§ **Task description**:
Copy nothing but the text: repeat each entry exactly and drop the images.

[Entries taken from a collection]
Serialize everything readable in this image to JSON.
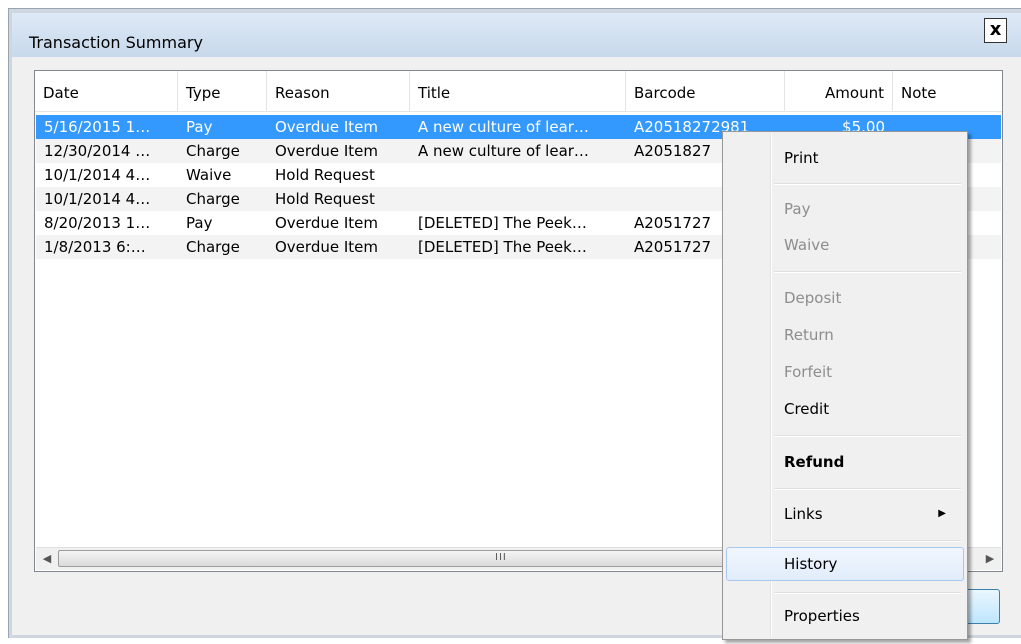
{
  "window": {
    "title": "Transaction Summary",
    "close_label": "x"
  },
  "columns": [
    "Date",
    "Type",
    "Reason",
    "Title",
    "Barcode",
    "Amount",
    "Note"
  ],
  "rows": [
    [
      "5/16/2015 1…",
      "Pay",
      "Overdue Item",
      "A new culture of lear…",
      "A20518272981",
      "$5.00",
      ""
    ],
    [
      "12/30/2014 …",
      "Charge",
      "Overdue Item",
      "A new culture of lear…",
      "A2051827",
      "",
      ""
    ],
    [
      "10/1/2014 4…",
      "Waive",
      "Hold Request",
      "",
      "",
      "",
      ""
    ],
    [
      "10/1/2014 4…",
      "Charge",
      "Hold Request",
      "",
      "",
      "",
      ""
    ],
    [
      "8/20/2013 1…",
      "Pay",
      "Overdue Item",
      "[DELETED] The Peek…",
      "A2051727",
      "",
      ""
    ],
    [
      "1/8/2013 6:…",
      "Charge",
      "Overdue Item",
      "[DELETED] The Peek…",
      "A2051727",
      "",
      ""
    ]
  ],
  "scrollbar": {
    "left_arrow": "◀",
    "right_arrow": "▶",
    "grip": "III"
  },
  "context_menu": {
    "print": "Print",
    "pay": "Pay",
    "waive": "Waive",
    "deposit": "Deposit",
    "return": "Return",
    "forfeit": "Forfeit",
    "credit": "Credit",
    "refund": "Refund",
    "links": "Links",
    "links_arrow": "▶",
    "history": "History",
    "properties": "Properties"
  },
  "colors": {
    "selection": "#3399ff",
    "menu_hover_border": "#a8c8ef",
    "disabled_text": "#8d8d8d"
  }
}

§ **Your response**:
Serialize everything readable in this image to JSON.
{
  "window": {
    "title": "Transaction Summary",
    "close_label": "x"
  },
  "columns": [
    "Date",
    "Type",
    "Reason",
    "Title",
    "Barcode",
    "Amount",
    "Note"
  ],
  "rows": [
    [
      "5/16/2015 1…",
      "Pay",
      "Overdue Item",
      "A new culture of lear…",
      "A20518272981",
      "$5.00",
      ""
    ],
    [
      "12/30/2014 …",
      "Charge",
      "Overdue Item",
      "A new culture of lear…",
      "A2051827",
      "",
      ""
    ],
    [
      "10/1/2014 4…",
      "Waive",
      "Hold Request",
      "",
      "",
      "",
      ""
    ],
    [
      "10/1/2014 4…",
      "Charge",
      "Hold Request",
      "",
      "",
      "",
      ""
    ],
    [
      "8/20/2013 1…",
      "Pay",
      "Overdue Item",
      "[DELETED] The Peek…",
      "A2051727",
      "",
      ""
    ],
    [
      "1/8/2013 6:…",
      "Charge",
      "Overdue Item",
      "[DELETED] The Peek…",
      "A2051727",
      "",
      ""
    ]
  ],
  "scrollbar": {
    "left_arrow": "◀",
    "right_arrow": "▶",
    "grip": "III"
  },
  "context_menu": {
    "print": "Print",
    "pay": "Pay",
    "waive": "Waive",
    "deposit": "Deposit",
    "return": "Return",
    "forfeit": "Forfeit",
    "credit": "Credit",
    "refund": "Refund",
    "links": "Links",
    "links_arrow": "▶",
    "history": "History",
    "properties": "Properties"
  },
  "colors": {
    "selection": "#3399ff",
    "menu_hover_border": "#a8c8ef",
    "disabled_text": "#8d8d8d"
  }
}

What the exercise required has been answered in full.